  6. 6.0 6.1 Shazni, M. “The Geylang Serai Ramadan Bazaar Has Quit Its Job And Pivoted To Food For Hipsters Instead”. Vulcan Post. May 30, 2017. Accessed 5 April 2022.
  7. Zheng, Zhangxin. “Old 1980s & 1990s photos of Geylang Serai Ramadan bazaar show how different it used to be”. Mothership. April 27, 2019. Accessed 6 April 2022.
  8. Lay, Belmont. “2019 Geylang Serai Ramadan bazaar food to be 40% hipster, 60% traditional, rental capped at S$14,000”. Mothership. March 31, 2019. Accessed 6 April 2022.
  9. Channel NewsAsia. “Hari Raya Bazaar at Wisma Geylang Serai deferred due to COVID-19 concerns: PA”. Channel NewsAsia. 18 March 18, 2020. Accessed 5 April 2022.
  10. Chandra, Alif. “Annual Hari Raya bazaars cancelled due to 'evolving' Covid-19 situation: PA”. Today Online. March 18, 2020. Accessed 5 April 2022.
  11. Baharudin, Hariz. “Coronavirus: All Ramadan bazaars by People's Association, including Geylang bazaar, cancelled”. Straits Times. March 18, 2020. Accessed 5 April 2022.
  12. Abu Baker, Jalelah. “COVID-19: Geylang Serai Bazaar vendors move online after cancellation of event”. CNA Online. April 18, 2020. Accessed 5 April 2022.
  13. Channel NewsAsia. “Geylang Serai Hari Raya Bazaar to be held online on new digital platform due to COVID-19 outbreak”. Channel NewsAsia. January 13, 2021. Accessed 5 April 2022.
  14. 14.0 14.1 Baharudin, Hariz. “Ramadan bazaar in Geylang Serai to return this year but scaled down”. Straits Times. March 11, 2022. Accessed 5 April 2022.
  15. Keng Gene, Ng. “Ramadan bazaars, Hari Raya light-ups to return in Kampong Glam and Geylang Serai”. Straits Times. March 15, 2022. Accessed 5 April 2022.
  16. 16.0 16.1 Fong, Chun. “Geylang Serai Hari Raya Light Up 2022: Lights On Till 8 May”. LittleDayOut. March 31, 2022. Accessed 6 April 2022.
  17. How, Mandy. “Despite rent of up to S$25,000, Geylang Serai bazaar stallholders optimistic about business”. Mothership. April 4, 2022. Accessed 5 April 2022.

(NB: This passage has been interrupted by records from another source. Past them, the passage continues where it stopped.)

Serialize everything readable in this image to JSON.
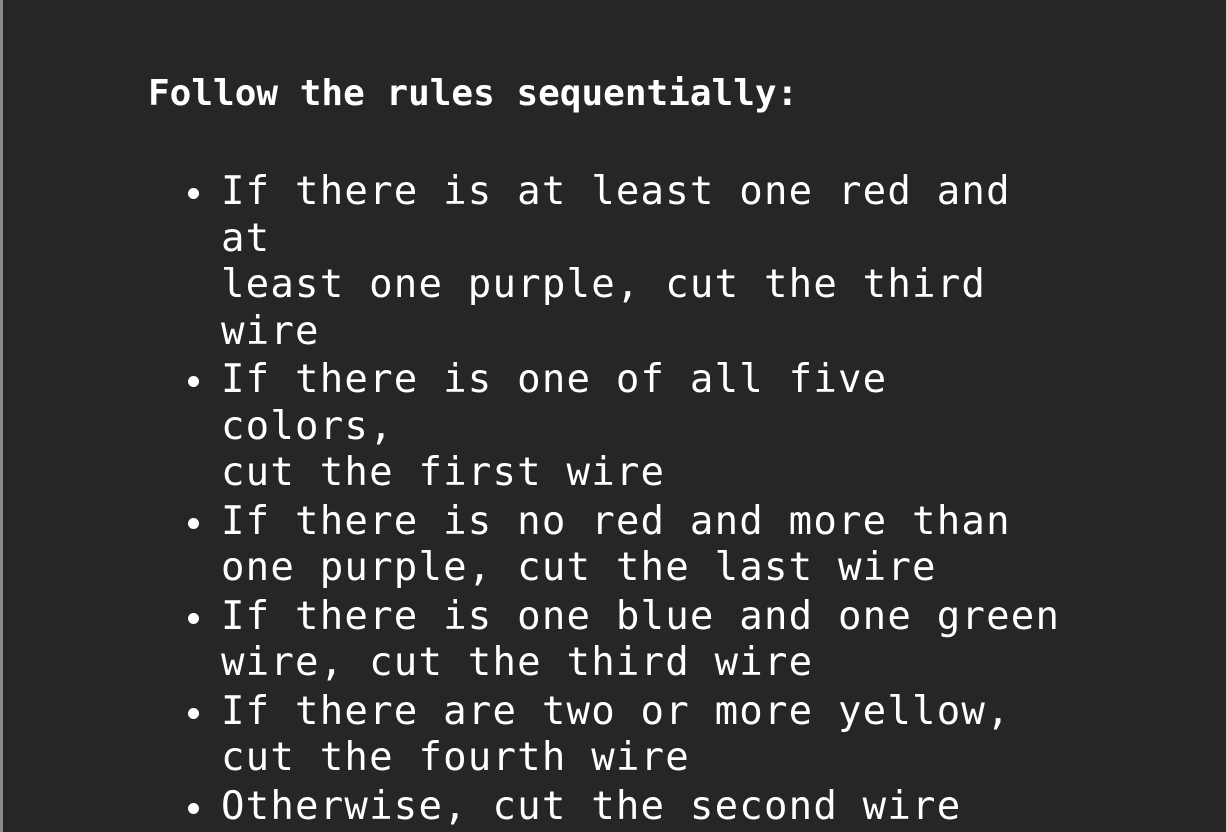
{
  "heading": "Follow the rules sequentially:",
  "rules": [
    {
      "text": "If there is at least one red and at\nleast one purple, cut the third\nwire"
    },
    {
      "text": "If there is one of all five colors,\ncut the first wire"
    },
    {
      "text": "If there is no red and more than\none purple, cut the last wire"
    },
    {
      "text": "If there is one blue and one green\nwire, cut the third wire"
    },
    {
      "text": "If there are two or more yellow,\ncut the fourth wire"
    },
    {
      "text": "Otherwise, cut the second wire"
    }
  ]
}
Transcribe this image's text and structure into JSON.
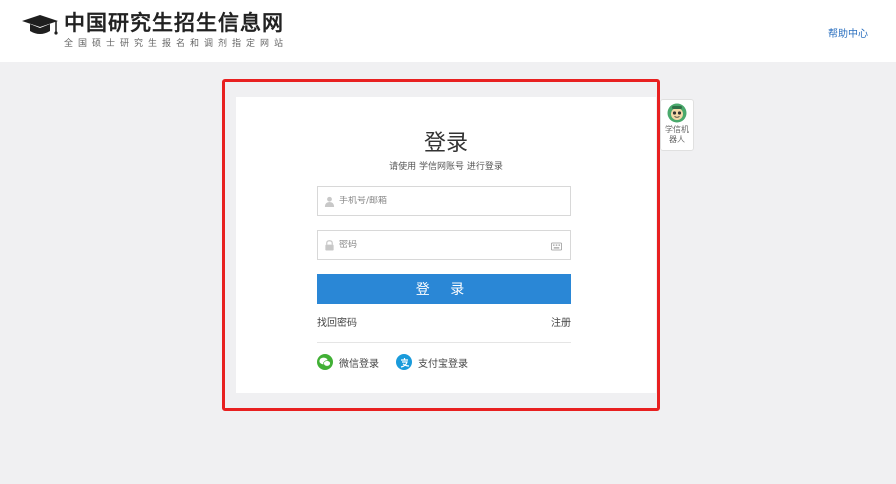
{
  "header": {
    "site_title": "中国研究生招生信息网",
    "site_subtitle": "全国硕士研究生报名和调剂指定网站",
    "help_link": "帮助中心"
  },
  "login": {
    "title": "登录",
    "subtitle": "请使用 学信网账号 进行登录",
    "username_placeholder": "手机号/邮箱",
    "password_placeholder": "密码",
    "submit_label": "登 录",
    "forgot_password": "找回密码",
    "register": "注册",
    "wechat_login": "微信登录",
    "alipay_login": "支付宝登录"
  },
  "robot": {
    "label": "学信机器人"
  },
  "colors": {
    "primary_button": "#2a87d6",
    "highlight_border": "#e82020",
    "wechat": "#41b035",
    "alipay": "#1a9bdb",
    "help_link": "#2a6fbf"
  }
}
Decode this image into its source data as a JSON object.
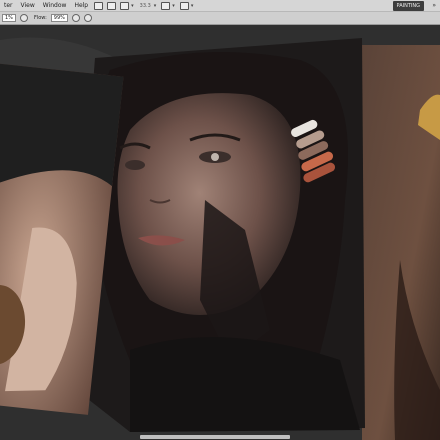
{
  "menubar": {
    "items": [
      "ter",
      "View",
      "Window",
      "Help"
    ],
    "zoom_label": "33.3",
    "workspace_label": "PAINTING"
  },
  "options_bar": {
    "size_value": "1%",
    "flow_label": "Flow:",
    "flow_value": "99%"
  },
  "colors": {
    "chrome": "#d6d6d6",
    "canvas_bg": "#2e2e2e",
    "swatches": [
      "#e8e4df",
      "#b59c8e",
      "#8c6a5c",
      "#c7694a",
      "#a9533c"
    ]
  }
}
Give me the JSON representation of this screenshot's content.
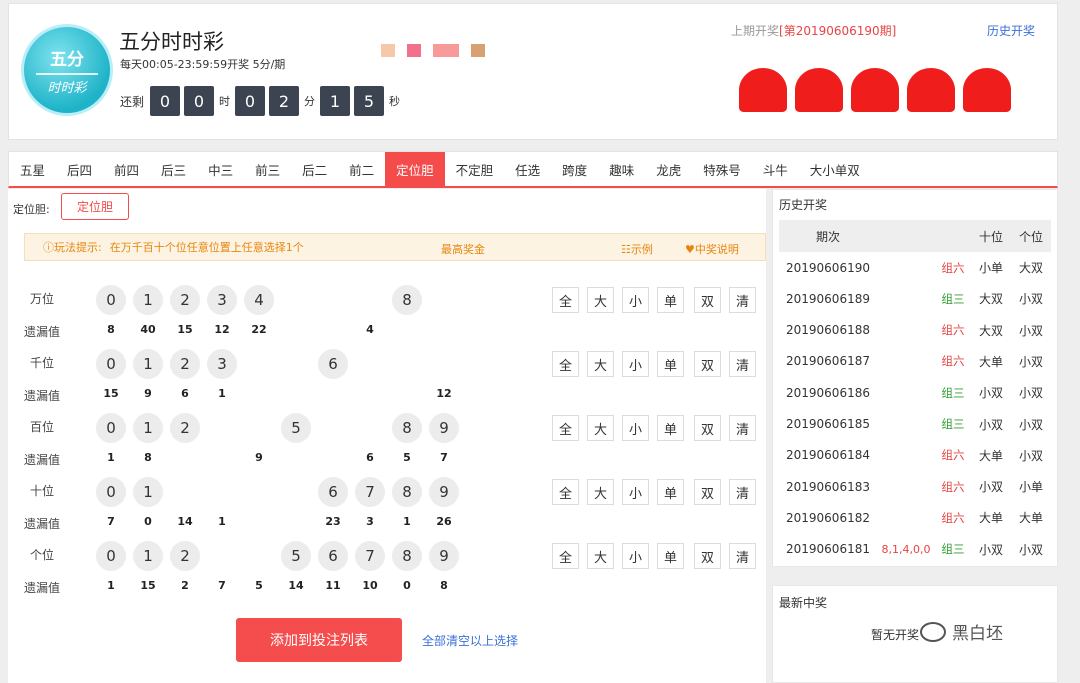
{
  "header": {
    "logo_line1": "五分",
    "logo_line2": "时时彩",
    "title": "五分时时彩",
    "schedule": "每天00:05-23:59:59开奖 5分/期",
    "countdown": {
      "prefix": "还剩",
      "hour_digits": [
        "0",
        "0"
      ],
      "hour_unit": "时",
      "minute_digits": [
        "0",
        "2"
      ],
      "minute_unit": "分",
      "second_digits": [
        "1",
        "5"
      ],
      "second_unit": "秒"
    },
    "prev_label": "上期开奖",
    "prev_issue": "[第20190606190期]",
    "history_link": "历史开奖",
    "chip_colors": [
      "#f6c8a8",
      "#f2708b",
      "#f89a99",
      "#d8a173"
    ],
    "ball_color": "#f01d1d"
  },
  "tabs": [
    "五星",
    "后四",
    "前四",
    "后三",
    "中三",
    "前三",
    "后二",
    "前二",
    "定位胆",
    "不定胆",
    "任选",
    "跨度",
    "趣味",
    "龙虎",
    "特殊号",
    "斗牛",
    "大小单双"
  ],
  "active_tab": "定位胆",
  "subplay": {
    "label": "定位胆:",
    "button": "定位胆"
  },
  "tip": {
    "icon": "ⓘ",
    "key": "玩法提示:",
    "text": "在万千百十个位任意位置上任意选择1个",
    "max_prize": "最高奖金",
    "example": "☷示例",
    "rules": "♥中奖说明"
  },
  "quick_buttons": [
    "全",
    "大",
    "小",
    "单",
    "双",
    "清"
  ],
  "miss_label": "遗漏值",
  "positions": [
    {
      "name": "万位",
      "numbers": [
        "0",
        "1",
        "2",
        "3",
        "4",
        "",
        "",
        "",
        "8",
        ""
      ],
      "misses": [
        "8",
        "40",
        "15",
        "12",
        "22",
        "",
        "",
        "4",
        "",
        ""
      ]
    },
    {
      "name": "千位",
      "numbers": [
        "0",
        "1",
        "2",
        "3",
        "",
        "",
        "6",
        "",
        "",
        ""
      ],
      "misses": [
        "15",
        "9",
        "6",
        "1",
        "",
        "",
        "",
        "",
        "",
        "12"
      ]
    },
    {
      "name": "百位",
      "numbers": [
        "0",
        "1",
        "2",
        "",
        "",
        "5",
        "",
        "",
        "8",
        "9"
      ],
      "misses": [
        "1",
        "8",
        "",
        "",
        "9",
        "",
        "",
        "6",
        "5",
        "7"
      ]
    },
    {
      "name": "十位",
      "numbers": [
        "0",
        "1",
        "",
        "",
        "",
        "",
        "6",
        "7",
        "8",
        "9"
      ],
      "misses": [
        "7",
        "0",
        "14",
        "1",
        "",
        "",
        "23",
        "3",
        "1",
        "26"
      ]
    },
    {
      "name": "个位",
      "numbers": [
        "0",
        "1",
        "2",
        "",
        "",
        "5",
        "6",
        "7",
        "8",
        "9"
      ],
      "misses": [
        "1",
        "15",
        "2",
        "7",
        "5",
        "14",
        "11",
        "10",
        "0",
        "8"
      ]
    }
  ],
  "actions": {
    "add": "添加到投注列表",
    "clear_all": "全部清空以上选择"
  },
  "history": {
    "title": "历史开奖",
    "headers": {
      "issue": "期次",
      "ten": "十位",
      "unit": "个位"
    },
    "rows": [
      {
        "issue": "20190606190",
        "nums": "",
        "form": "组六",
        "form_color": "red",
        "ten": "小单",
        "unit": "大双"
      },
      {
        "issue": "20190606189",
        "nums": "",
        "form": "组三",
        "form_color": "green",
        "ten": "大双",
        "unit": "小双"
      },
      {
        "issue": "20190606188",
        "nums": "",
        "form": "组六",
        "form_color": "red",
        "ten": "大双",
        "unit": "小双"
      },
      {
        "issue": "20190606187",
        "nums": "",
        "form": "组六",
        "form_color": "red",
        "ten": "大单",
        "unit": "小双"
      },
      {
        "issue": "20190606186",
        "nums": "",
        "form": "组三",
        "form_color": "green",
        "ten": "小双",
        "unit": "小双"
      },
      {
        "issue": "20190606185",
        "nums": "",
        "form": "组三",
        "form_color": "green",
        "ten": "小双",
        "unit": "小双"
      },
      {
        "issue": "20190606184",
        "nums": "",
        "form": "组六",
        "form_color": "red",
        "ten": "大单",
        "unit": "小双"
      },
      {
        "issue": "20190606183",
        "nums": "",
        "form": "组六",
        "form_color": "red",
        "ten": "小双",
        "unit": "小单"
      },
      {
        "issue": "20190606182",
        "nums": "",
        "form": "组六",
        "form_color": "red",
        "ten": "大单",
        "unit": "大单"
      },
      {
        "issue": "20190606181",
        "nums": "8,1,4,0,0",
        "form": "组三",
        "form_color": "green",
        "ten": "小双",
        "unit": "小双"
      }
    ]
  },
  "latest": {
    "title": "最新中奖",
    "empty": "暂无开奖"
  },
  "watermark": "黑白坯"
}
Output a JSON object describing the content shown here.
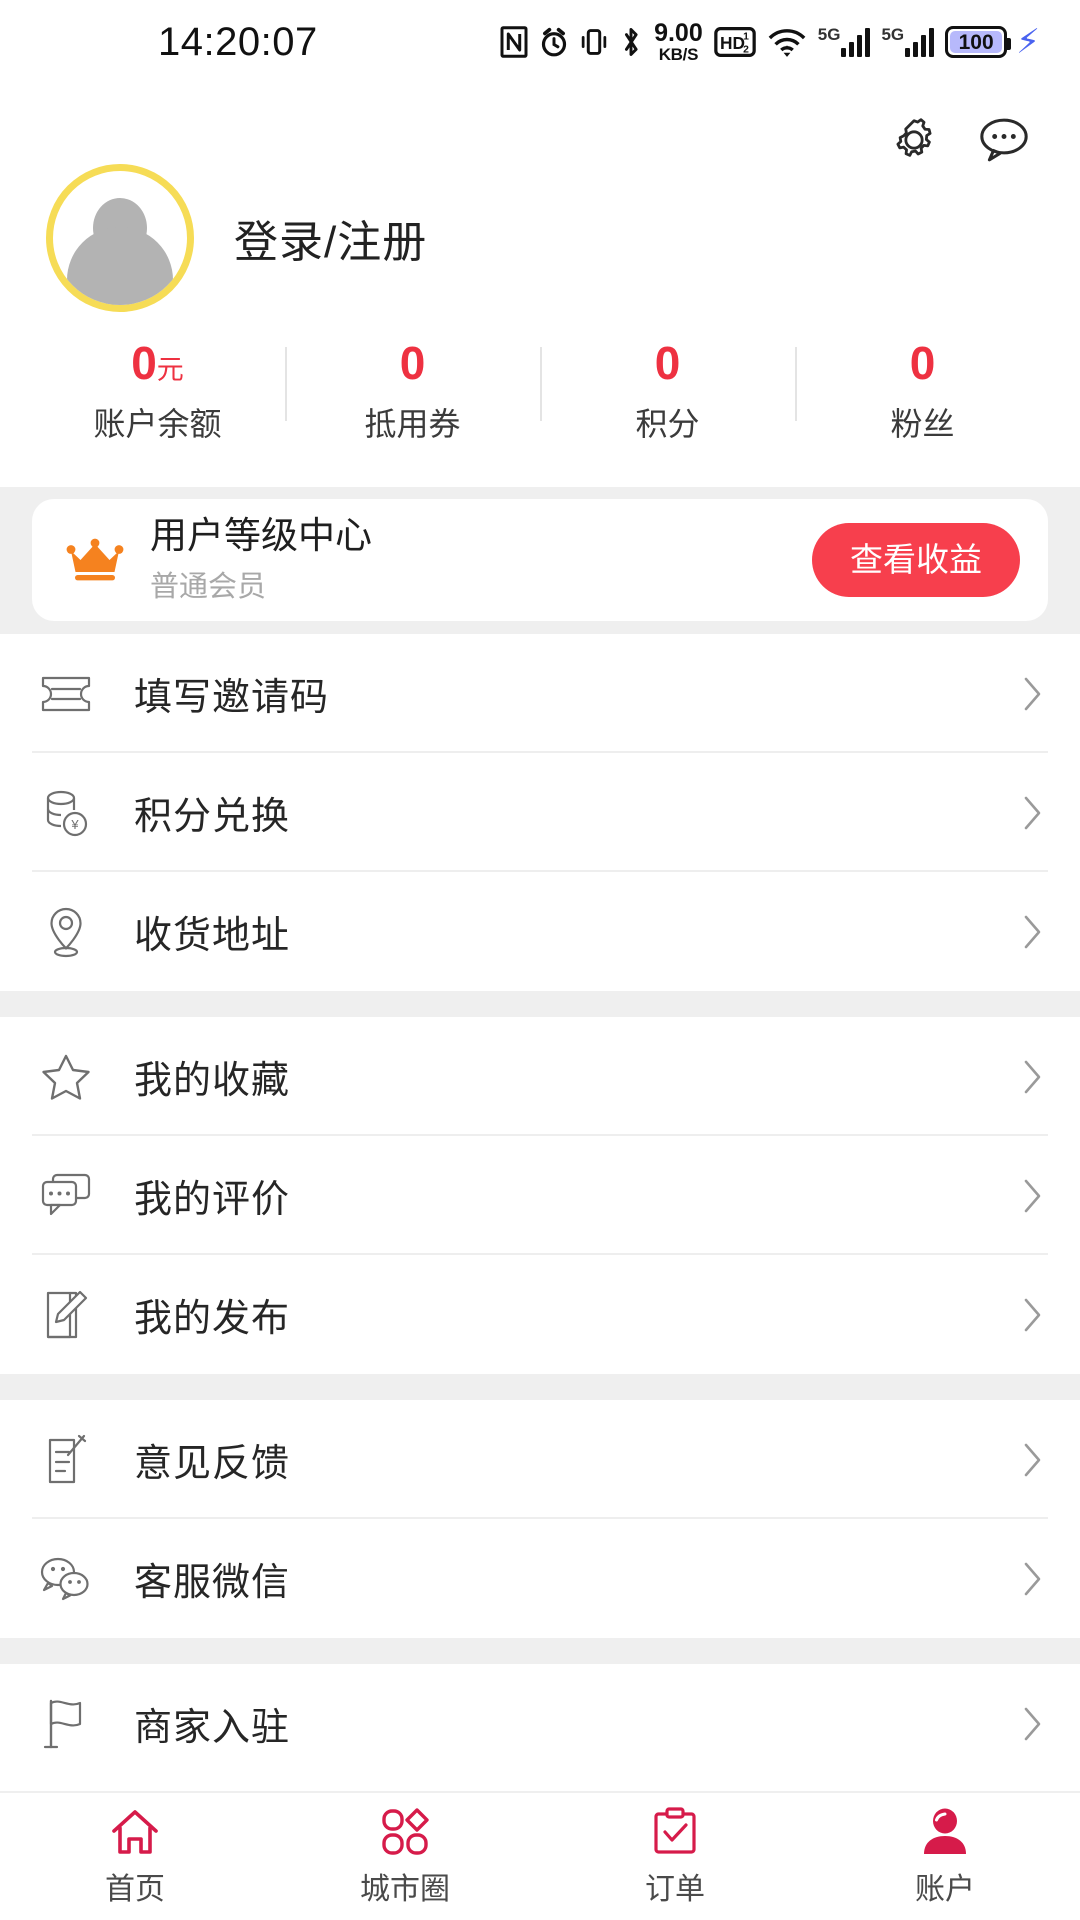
{
  "statusbar": {
    "time": "14:20:07",
    "net_speed_value": "9.00",
    "net_speed_unit": "KB/S",
    "hd_label": "HD",
    "hd_sup": "1",
    "hd_sub": "2",
    "sim1_label": "5G",
    "sim2_label": "5G",
    "battery_percent": "100",
    "icons": [
      "nfc-icon",
      "alarm-icon",
      "vibrate-icon",
      "bluetooth-icon",
      "wifi-icon",
      "charging-bolt-icon"
    ]
  },
  "header": {
    "settings_icon": "gear-icon",
    "message_icon": "chat-bubble-icon",
    "avatar_icon": "default-avatar-icon",
    "login_label": "登录/注册"
  },
  "stats": [
    {
      "value": "0",
      "unit": "元",
      "label": "账户余额"
    },
    {
      "value": "0",
      "unit": "",
      "label": "抵用券"
    },
    {
      "value": "0",
      "unit": "",
      "label": "积分"
    },
    {
      "value": "0",
      "unit": "",
      "label": "粉丝"
    }
  ],
  "member_card": {
    "icon": "crown-icon",
    "title": "用户等级中心",
    "subtitle": "普通会员",
    "button_label": "查看收益"
  },
  "menu_groups": [
    {
      "items": [
        {
          "icon": "ticket-icon",
          "label": "填写邀请码"
        },
        {
          "icon": "coins-icon",
          "label": "积分兑换"
        },
        {
          "icon": "location-pin-icon",
          "label": "收货地址"
        }
      ]
    },
    {
      "items": [
        {
          "icon": "star-icon",
          "label": "我的收藏"
        },
        {
          "icon": "comment-icon",
          "label": "我的评价"
        },
        {
          "icon": "edit-note-icon",
          "label": "我的发布"
        }
      ]
    },
    {
      "items": [
        {
          "icon": "feedback-icon",
          "label": "意见反馈"
        },
        {
          "icon": "wechat-icon",
          "label": "客服微信"
        }
      ]
    },
    {
      "items": [
        {
          "icon": "flag-icon",
          "label": "商家入驻"
        }
      ]
    }
  ],
  "tabbar": [
    {
      "icon": "home-icon",
      "label": "首页",
      "active": false
    },
    {
      "icon": "petals-icon",
      "label": "城市圈",
      "active": false
    },
    {
      "icon": "clipboard-check-icon",
      "label": "订单",
      "active": false
    },
    {
      "icon": "person-filled-icon",
      "label": "账户",
      "active": true
    }
  ],
  "colors": {
    "accent_red": "#EE3141",
    "button_red": "#F73F4D",
    "crown_orange": "#F5821F",
    "avatar_ring_yellow": "#F6DC56",
    "tab_crimson": "#D61B4A",
    "band_gray": "#EFEFEF"
  }
}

  18. How, Mandy. “Geylang Serai Ramadan Bazaar 2022: What to expect & how it's different this year”. Mothership. April 3, 2022. Accessed 5 April 2022.
  19. 19.0 19.1 Keng Gene, Ng. “Small-scale Ramadan bazaar in Geylang Serai a hit, queueing halted temporarily to limit visitors”. Straits Times. April 3, 2022. Accessed 5 April 2022.
  20. 20.0 20.1 Goh, Ryan. “Ramadan bazaar at Geylang Serai to get 30 more stalls at two new zones from April 14”. Straits Times. April 5, 2022. Accessed 5 April 2022.